After the Katrina debacle, emergency planners across the country, at all levels, vowed to improve and refine disaster preparations—and to include special plans for their most vulnerable residents. The Linn County plan, with a strong focus on caring for residents with special needs, was cited as a model by the National Association of Counties and by federal emergency officials.


Now, in the aftermath of recent floods that raged through parts of seven Midwestern states leaving 24 dead, driving tens of thousands from their homes and ravaging billions of dollars worth of property and 5 million acres of farmland—officials are beginning to take stock of their plans and how they worked.

“If disaster was going to hit and seniors were going to be affected, this was a good place to be because the people there were ready and well organized,” says McCalley. State records that show 1,922 residents in half a dozen long-term care facilities were evacuated safely and without incident. “In Linn County,” McCalley says, “disaster teams moved an entire hospital, including intensive care patients, in just hours.”

Cedar Rapids, the second-largest city in Iowa, was one of the hardest-hit areas in the seven-state flood area. But officials say that only one person died—in a flood-related car accident—even though the Cedar River, which runs right through the town, crested at nearly 32 feet, flooding 1,300 city blocks, including 3,900 homes.

The county, officials say, had lists of older or disabled people who would need help evacuating their homes, and buses were there to help them escape the rising waters. Schools had been prepared to open as shelters, and there were special shelters for pets and even volunteers to pick up the animals if their owners were not able to transport them. People were instructed to tie white cloths to their doors when they evacuated their homes, so rescue workers did not waste time with empty houses.

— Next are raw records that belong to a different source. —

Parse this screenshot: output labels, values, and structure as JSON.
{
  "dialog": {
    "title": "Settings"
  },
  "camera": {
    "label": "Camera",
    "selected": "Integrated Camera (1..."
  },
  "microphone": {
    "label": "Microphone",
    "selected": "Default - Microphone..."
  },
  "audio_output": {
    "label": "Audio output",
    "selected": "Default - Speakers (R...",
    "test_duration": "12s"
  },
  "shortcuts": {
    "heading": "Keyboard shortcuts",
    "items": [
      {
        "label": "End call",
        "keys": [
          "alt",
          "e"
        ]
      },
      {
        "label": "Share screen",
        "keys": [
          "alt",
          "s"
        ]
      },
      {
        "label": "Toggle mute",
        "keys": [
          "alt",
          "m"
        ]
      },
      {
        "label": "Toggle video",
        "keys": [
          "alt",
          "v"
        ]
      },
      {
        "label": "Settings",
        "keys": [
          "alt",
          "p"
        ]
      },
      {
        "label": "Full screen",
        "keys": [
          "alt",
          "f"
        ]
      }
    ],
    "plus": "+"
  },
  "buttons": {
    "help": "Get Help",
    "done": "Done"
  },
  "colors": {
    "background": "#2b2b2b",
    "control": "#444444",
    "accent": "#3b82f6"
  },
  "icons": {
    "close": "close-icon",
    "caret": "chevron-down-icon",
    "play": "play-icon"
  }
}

“When the river started to rise,” says Selk, “people who rely on our Meals on Wheels service were given extra frozen dinners and food, so if volunteers couldn’t deliver the meals they would have something to eat.” Selk says that the two Meals on Wheels kitchens in Cedar Rapids were submerged in the floodwater, “but they set up in schools and we didn’t miss a day of service.”

Even many animals fared well in this disaster, says Selk, whose office is in the Kirkwood Community College, which set up one of the shelters for pets.

“An older man came in yesterday to claim his dog,” she says smiling. “They brought the dog out, and he said, ‘That’s not my dog.’ He kept saying that. But it turned out that it was his dog—he didn’t recognize it right away because volunteers had washed the dog and groomed it, and it looked so much better!”